If you really feel you must get fully developed gluten every time, you might learn about autolyse--that should help the process along.  Less hands on time, but a bit more time altogether. 


hutchndi's picture

Funny thing, in all my years of bread baking, I have still not ever even tried to do the window pane test.

KYHeirloomer's picture

and I'll bet spins around more than it is kneaded. 

I reckon you put your finger on the problem right there, mini-oven. Or at least part of it. What the OP should be doing is slowing down the motor, not speeding it up. The dough hook should be passing through, and turning, and stretching the developing dough, not merely driving it against the sidewalls---which is what happens at higher speeds.

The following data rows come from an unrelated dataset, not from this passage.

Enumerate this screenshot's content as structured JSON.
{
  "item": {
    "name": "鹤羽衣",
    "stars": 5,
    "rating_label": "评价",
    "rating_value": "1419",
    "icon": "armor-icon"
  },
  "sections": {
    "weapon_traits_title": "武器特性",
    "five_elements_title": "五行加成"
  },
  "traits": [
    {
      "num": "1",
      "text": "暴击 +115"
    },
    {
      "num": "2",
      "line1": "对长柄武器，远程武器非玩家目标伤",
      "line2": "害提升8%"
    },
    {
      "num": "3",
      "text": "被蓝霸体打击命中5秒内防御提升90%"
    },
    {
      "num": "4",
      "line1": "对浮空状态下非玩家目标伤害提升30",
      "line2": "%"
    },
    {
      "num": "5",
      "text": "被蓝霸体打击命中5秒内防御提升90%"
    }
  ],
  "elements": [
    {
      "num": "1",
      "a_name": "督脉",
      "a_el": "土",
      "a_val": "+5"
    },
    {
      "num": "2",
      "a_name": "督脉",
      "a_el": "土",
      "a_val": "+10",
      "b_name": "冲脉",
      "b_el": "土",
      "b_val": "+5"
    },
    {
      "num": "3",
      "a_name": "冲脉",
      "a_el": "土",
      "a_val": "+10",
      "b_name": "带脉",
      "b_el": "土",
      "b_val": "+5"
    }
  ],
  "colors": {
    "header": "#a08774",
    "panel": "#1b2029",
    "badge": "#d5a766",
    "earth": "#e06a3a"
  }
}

In general, the six-quart capacity of the Pro-6 can be a problem when mixing small amounts of stuff. But I've never found it to be a problem when using 20-22 ounces of flour. By the time the liquid is incorporated there's plenty of bulk for the hook to bite into. Which is why I suspect trying to knead at too high a speed.

ehanner's picture

What you should understand is that it is possible to arrive at a well developed "window pane" stage with out kneading at all. There seem to be two schools of thought about how best to mix and develop your dough. When I first started making bread, I thought as did many or most others that the way to make a good smooth well developed dough was to knead or run the mixer until the gluten was developed and the dough would hold the co2 being generated by the yeast. It is better to use the "Mixer" for the purpose intended in its name, mixing, not kneading. Just mix the ingredients until combined to the point where there are no dry pockets and stop. The development of the gluten will happen on its own as described below.

What we have learned is that if you mix the flour and water together and optionally the yeast, and then wait for an hour before adding salt, a short kneading of just a minute followed by stretching and folding every 30-45 minutes for 3 or 4 cycles is all that is needed. The flour will have absorbed the liquid and feel smooth and satiny. The gluten strands will have come together on their own during stretching and the salt will be well distributed from the letter folding. Finally, the dough will rise nicely because of the gentle handling, preserving the gas that has been created by the yeast.

Your question about how long it is taking to knead the dough into a specific condition is best answered by you experimenting using a no mixer method once as I described above. And, the bread will be more flavorful as a result.


FarmerHodge's picture


Wow - thanks so much for the responses!  I'm always so impressed with the level of knowledge here.  For those who were wondering what recipes I've referred to:  the most recent ones were Reinharts Ciabatta from BBA and pretty much anything out of American Pie.  The recipe in particular that prompted my original post was for the grilled pizza dough in American Pie, but other recipes (Neo-Neapolitan or Americana pizza dough and BBA's ciabatta come to mind) have frustrated me with the time required to work the dough.  I have tried autolaysing my dough and while it makes things better I'm still frustrated with how long things take.  Maybe I'm impatient :-)  When things settle down and I have time to bake I will try a no knead ciabatta (possibly with a kneaded ciabatta for side by side comparison) and see if I am impressed with the no-knead method.  I still would like to know who is following BBA recipes and getting away with 10 minutes kneading times in their stand mixer (and how they are doing it).  Maybe the size of my mixer is the problem, but when I have tried increasing the amounts I have noticed the motor groaning under the load.  I will also try kneading slower on the side by side comparison.  Hopefully I can get to that next week.


One question that came from reading the responses:  What characteristics does a bread have that has been kneaded for too long?  Hopefully the side by side shows me this, but I would like to know what to look for when I do it.  Thanks!